November 4, 2007

Passerby were amazed at the unusually large amounts of blood

Whew. That's the last time I write a post about a certain Doctor-Congressman... I'm just going to go out on a limb and assume that our commenting-assailants were for the most part not University of Chicago students, nor were they regular readers of the site.But enough about yesterday. Today's a new day. And quite a day at that--Fred Thompson's campaign has finally done enough to warrant its first scandal. Congratulations guys! It also doubles as the first drug-related controversy of the campaign season (Obama's ravaging coke addiction will likely have to wait for the general election, if he's there), leaving Thompson only a sex tape, a prior arrest, and a racial slur away from the campaign cycle. There's still plenty of time time left.From the Washington Post story:

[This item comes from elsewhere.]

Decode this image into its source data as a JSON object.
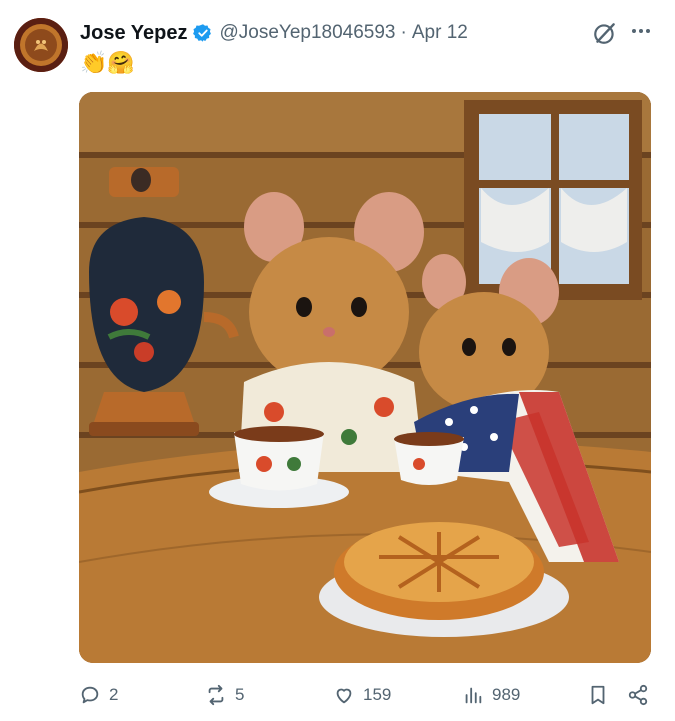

Thompson selected the businessman, Philip Martin, to raise seed money for his White House bid. Martin is one of four campaign co-chairmen and the head of a group called the "first day founders."...Martin entered a plea of guilty to the sale of 11 pounds of marijuana in 1979; the court withheld judgment pending completion of his probation. He was charged in 1983 with violating his probation and with multiple counts of felony bookmaking, cocaine trafficking and conspiracy. He pleaded no contest to the cocaine-trafficking and conspiracy charges, which stemmed from a plan to sell $30,000 worth of the drug, and was continued on probation.
Eleven pounds of marijuana. Perhaps this explains why Senator Thompson is so lethargic in his campaigning--Why he's so tired all the time and why he tends to forget seemingly important details, like who killed Terri Schiavo.It was the latter part of the story that I found most significant, though. He was charged with attempting to sell $30,000 worth of cocaine. Just how much is $30,000 worth of Coke? I did a little bit of math, and if you assume that an ounce will go for around $700, than $30,000 is roughly 42 ounces of coke or more than 2.6 lbs. Note that I'm assuming he'd sell it to dealers in smaller quantities and as a result there could be a small fluctuation in price depending on the quantity and the market (a kilo of heroin, for example, goes for about 1000-times more money in Manhattan than in Peshawar, Pakistan).So, essentially, he was attempting to traffick 2.6 pounds of coke. I thought this was significant in light of the new debate (in congress and the Supreme Court) over federal sentencing guidelines. As you see now, selling a full 2.6 pounds of coke gets you inside access to a moderately successful actor, but selling 2.6 pounds of crack--of which the difference is negligible--would be prosecuted at 100-times the severity. It would essentially be the same as selling 260 pounds of coke, which is a lot. All of this would only be irrational and perplexing, if it wasn't so debilitating to a large chunk of the population, clogging the prisons due to mandatory minimums and tarnishing the justice system with the disproportionate prosecution of blacks (55% of crack users are white, but 82% of crack prosecutions are black).It's a horrible standard, and although the U.S. Sentencing Commission has just lowered guidelines (and asked congress to do the same), there is still a significant gap--anything less than a 1-to-1 ratio is a blight to the justice system. It'll be interesting to see if anyone presses Fred Thompson on this issue, now that we know he has indirectly benefitted from the laws.In the meantime, at least we're not Singapore.